-- Source data --
● ● ● ● ●

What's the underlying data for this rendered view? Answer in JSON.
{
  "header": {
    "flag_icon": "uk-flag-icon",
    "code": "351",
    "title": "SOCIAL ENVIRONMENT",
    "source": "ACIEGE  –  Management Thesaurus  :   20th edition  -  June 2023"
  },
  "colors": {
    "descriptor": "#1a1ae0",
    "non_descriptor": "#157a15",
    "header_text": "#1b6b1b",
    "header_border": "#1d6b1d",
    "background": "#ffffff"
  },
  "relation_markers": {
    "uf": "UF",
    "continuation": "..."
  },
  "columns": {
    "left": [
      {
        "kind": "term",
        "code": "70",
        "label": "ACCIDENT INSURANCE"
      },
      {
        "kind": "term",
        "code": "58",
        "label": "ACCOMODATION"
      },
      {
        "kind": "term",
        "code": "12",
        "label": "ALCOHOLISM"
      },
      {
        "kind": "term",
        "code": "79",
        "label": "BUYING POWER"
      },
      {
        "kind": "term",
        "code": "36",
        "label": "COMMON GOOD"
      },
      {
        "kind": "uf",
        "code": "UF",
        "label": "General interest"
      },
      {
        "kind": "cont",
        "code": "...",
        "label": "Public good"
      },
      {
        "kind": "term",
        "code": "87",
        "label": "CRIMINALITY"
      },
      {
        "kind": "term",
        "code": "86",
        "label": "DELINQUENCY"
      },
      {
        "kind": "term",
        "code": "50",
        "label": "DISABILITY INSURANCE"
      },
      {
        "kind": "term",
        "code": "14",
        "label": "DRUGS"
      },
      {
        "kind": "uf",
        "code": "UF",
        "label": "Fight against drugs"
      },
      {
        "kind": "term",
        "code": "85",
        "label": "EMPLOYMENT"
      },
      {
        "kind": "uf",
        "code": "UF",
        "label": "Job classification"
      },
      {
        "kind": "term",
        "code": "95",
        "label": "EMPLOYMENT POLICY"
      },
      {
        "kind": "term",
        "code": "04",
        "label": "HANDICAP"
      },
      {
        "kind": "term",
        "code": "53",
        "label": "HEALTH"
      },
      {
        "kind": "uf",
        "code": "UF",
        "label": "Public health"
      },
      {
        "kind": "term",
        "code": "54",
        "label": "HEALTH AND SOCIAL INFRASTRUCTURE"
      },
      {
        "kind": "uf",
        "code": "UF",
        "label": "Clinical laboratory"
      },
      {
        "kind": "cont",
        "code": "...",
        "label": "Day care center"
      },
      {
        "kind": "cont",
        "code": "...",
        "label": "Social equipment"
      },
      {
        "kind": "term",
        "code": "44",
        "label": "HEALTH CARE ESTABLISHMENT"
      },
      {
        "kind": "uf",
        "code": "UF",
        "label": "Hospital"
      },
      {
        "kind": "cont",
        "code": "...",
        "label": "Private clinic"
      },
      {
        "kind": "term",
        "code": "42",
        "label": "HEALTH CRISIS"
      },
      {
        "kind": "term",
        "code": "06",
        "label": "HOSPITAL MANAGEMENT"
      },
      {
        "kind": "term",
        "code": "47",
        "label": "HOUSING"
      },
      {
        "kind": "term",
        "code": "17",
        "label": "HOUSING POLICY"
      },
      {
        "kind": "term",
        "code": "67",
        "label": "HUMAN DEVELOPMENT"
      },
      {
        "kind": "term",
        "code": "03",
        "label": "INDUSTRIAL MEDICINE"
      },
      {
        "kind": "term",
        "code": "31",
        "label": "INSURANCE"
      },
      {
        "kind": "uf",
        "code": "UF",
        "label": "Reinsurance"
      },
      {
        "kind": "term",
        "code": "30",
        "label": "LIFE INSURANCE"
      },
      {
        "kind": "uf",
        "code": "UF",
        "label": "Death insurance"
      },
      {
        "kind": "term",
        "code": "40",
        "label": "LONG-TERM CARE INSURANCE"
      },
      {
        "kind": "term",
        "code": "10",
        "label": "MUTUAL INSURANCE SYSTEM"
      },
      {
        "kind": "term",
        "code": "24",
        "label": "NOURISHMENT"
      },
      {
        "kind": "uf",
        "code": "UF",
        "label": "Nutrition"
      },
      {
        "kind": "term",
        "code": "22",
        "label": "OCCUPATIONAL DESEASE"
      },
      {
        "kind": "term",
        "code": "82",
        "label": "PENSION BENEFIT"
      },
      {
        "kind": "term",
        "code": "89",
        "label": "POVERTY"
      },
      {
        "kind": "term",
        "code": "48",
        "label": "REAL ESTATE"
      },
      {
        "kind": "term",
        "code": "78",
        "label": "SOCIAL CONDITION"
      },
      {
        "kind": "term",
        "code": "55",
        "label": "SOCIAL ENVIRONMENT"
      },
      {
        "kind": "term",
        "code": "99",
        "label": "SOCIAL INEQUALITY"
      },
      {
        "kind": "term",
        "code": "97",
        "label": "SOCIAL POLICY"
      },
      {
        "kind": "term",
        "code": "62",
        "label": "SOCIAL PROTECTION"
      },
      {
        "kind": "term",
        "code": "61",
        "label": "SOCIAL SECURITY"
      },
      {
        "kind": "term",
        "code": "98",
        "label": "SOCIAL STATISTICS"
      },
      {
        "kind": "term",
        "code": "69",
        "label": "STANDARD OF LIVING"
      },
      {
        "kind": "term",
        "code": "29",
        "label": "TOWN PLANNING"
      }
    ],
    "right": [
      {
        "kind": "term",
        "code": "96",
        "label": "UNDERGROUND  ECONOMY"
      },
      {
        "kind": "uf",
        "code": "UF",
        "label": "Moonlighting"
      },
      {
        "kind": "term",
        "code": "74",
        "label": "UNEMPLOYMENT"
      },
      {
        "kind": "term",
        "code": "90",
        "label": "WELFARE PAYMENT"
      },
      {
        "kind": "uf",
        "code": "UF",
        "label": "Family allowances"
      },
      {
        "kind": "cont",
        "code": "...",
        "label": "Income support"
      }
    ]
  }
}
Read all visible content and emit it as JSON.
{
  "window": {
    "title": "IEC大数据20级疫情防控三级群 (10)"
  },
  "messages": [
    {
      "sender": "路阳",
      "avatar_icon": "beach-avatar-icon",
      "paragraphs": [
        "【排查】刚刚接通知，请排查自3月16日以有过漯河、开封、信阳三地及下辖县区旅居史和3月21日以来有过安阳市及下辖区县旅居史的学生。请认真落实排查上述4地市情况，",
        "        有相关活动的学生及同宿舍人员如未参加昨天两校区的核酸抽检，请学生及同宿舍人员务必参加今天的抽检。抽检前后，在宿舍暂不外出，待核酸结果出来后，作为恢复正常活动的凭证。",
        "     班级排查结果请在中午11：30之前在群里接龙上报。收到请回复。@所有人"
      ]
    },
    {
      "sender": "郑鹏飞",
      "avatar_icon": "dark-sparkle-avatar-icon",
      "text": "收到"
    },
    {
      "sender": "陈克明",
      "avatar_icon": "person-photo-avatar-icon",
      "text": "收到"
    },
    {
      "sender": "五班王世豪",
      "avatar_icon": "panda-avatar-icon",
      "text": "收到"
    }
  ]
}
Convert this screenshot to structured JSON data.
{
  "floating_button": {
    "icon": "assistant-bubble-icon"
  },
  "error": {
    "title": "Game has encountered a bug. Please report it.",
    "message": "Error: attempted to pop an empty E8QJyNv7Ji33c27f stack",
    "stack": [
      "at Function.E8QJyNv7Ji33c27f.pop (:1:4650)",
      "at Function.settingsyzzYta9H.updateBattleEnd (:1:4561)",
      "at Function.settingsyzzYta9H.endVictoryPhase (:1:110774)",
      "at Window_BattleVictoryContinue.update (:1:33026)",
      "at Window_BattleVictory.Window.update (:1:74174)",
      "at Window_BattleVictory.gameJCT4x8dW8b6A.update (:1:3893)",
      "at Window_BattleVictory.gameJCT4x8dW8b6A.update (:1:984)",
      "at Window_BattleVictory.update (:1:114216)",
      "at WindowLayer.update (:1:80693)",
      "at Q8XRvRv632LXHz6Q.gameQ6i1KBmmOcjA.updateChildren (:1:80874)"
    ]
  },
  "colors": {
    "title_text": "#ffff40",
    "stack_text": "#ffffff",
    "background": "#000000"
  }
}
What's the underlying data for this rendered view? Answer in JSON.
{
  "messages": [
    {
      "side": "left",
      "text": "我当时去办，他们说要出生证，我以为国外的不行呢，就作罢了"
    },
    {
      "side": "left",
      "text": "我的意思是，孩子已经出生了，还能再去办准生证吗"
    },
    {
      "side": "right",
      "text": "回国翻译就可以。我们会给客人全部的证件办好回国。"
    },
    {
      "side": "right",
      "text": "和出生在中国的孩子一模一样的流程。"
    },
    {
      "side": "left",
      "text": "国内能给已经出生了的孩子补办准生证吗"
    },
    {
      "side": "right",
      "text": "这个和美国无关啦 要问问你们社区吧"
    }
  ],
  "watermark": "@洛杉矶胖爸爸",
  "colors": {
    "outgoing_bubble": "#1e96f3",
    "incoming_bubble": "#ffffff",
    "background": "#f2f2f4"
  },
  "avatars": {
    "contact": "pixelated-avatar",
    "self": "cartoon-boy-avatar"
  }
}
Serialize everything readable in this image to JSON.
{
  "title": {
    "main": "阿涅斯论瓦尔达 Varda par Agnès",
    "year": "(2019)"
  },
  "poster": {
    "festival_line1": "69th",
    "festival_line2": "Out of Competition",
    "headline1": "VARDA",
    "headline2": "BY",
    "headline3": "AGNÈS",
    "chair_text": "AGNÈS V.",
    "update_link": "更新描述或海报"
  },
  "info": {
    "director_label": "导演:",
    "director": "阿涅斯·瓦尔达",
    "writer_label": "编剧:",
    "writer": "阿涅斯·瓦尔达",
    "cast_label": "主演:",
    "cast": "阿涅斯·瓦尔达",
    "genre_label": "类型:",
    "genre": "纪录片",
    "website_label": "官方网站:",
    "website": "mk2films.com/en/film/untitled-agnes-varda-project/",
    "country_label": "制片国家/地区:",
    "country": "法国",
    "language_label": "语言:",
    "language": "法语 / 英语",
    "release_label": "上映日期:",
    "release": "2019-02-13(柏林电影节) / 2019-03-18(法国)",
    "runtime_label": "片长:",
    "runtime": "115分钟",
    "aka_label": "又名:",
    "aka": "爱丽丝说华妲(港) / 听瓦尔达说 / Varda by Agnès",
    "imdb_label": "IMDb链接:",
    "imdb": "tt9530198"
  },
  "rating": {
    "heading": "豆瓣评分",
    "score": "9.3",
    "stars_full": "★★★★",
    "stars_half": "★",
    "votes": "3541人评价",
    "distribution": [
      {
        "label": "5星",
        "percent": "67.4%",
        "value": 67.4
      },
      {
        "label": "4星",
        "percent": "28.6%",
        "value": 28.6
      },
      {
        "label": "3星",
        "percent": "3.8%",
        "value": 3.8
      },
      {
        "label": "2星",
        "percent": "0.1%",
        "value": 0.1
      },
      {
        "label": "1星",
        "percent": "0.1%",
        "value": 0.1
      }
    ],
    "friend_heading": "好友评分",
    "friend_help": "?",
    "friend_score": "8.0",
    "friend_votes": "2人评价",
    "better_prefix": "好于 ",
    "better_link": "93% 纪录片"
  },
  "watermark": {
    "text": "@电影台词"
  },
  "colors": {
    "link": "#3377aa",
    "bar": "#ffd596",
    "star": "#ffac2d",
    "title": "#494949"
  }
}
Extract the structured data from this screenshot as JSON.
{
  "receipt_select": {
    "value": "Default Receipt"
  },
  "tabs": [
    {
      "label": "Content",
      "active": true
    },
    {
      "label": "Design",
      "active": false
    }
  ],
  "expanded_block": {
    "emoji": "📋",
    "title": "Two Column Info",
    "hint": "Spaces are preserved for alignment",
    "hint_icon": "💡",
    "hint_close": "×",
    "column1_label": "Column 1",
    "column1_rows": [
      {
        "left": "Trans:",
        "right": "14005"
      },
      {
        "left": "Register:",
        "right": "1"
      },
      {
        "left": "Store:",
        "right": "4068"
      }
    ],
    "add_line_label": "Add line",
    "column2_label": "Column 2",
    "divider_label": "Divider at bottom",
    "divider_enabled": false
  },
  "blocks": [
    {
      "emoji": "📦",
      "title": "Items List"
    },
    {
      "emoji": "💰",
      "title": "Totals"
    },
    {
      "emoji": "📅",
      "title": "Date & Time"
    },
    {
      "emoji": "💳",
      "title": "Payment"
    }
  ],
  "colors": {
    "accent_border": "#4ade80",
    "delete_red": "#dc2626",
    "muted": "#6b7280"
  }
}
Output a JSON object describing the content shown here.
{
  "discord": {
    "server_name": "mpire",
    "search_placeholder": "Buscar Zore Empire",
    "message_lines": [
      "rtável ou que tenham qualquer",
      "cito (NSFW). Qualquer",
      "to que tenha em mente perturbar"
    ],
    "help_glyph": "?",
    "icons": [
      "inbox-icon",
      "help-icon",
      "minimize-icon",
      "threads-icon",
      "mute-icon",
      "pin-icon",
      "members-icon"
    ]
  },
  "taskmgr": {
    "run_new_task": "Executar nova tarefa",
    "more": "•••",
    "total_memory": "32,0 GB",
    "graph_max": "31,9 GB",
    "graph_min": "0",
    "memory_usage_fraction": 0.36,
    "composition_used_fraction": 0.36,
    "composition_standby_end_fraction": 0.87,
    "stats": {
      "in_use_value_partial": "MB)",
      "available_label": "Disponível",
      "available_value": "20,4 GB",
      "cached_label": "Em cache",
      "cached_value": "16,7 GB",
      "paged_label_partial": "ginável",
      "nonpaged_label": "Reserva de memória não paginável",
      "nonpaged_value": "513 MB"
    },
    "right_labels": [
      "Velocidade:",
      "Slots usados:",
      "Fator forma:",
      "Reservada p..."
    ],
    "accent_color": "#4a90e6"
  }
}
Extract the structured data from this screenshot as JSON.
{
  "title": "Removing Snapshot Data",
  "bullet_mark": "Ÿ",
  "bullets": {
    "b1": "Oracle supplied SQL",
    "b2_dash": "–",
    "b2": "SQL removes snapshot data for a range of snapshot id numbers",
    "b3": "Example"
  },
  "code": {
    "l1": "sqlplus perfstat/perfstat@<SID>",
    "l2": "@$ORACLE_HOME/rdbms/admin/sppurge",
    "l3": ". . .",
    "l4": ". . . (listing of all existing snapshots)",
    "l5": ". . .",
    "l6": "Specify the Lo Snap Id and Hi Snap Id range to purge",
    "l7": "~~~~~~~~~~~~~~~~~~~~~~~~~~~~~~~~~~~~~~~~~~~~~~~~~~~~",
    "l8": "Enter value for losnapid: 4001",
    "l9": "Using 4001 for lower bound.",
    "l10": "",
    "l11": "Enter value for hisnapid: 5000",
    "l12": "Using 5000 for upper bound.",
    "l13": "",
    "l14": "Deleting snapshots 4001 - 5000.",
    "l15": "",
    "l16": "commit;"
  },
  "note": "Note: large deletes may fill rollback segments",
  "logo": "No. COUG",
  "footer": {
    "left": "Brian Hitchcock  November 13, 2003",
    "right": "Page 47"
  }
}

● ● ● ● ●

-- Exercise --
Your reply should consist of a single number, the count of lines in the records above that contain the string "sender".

-- Your solution --
4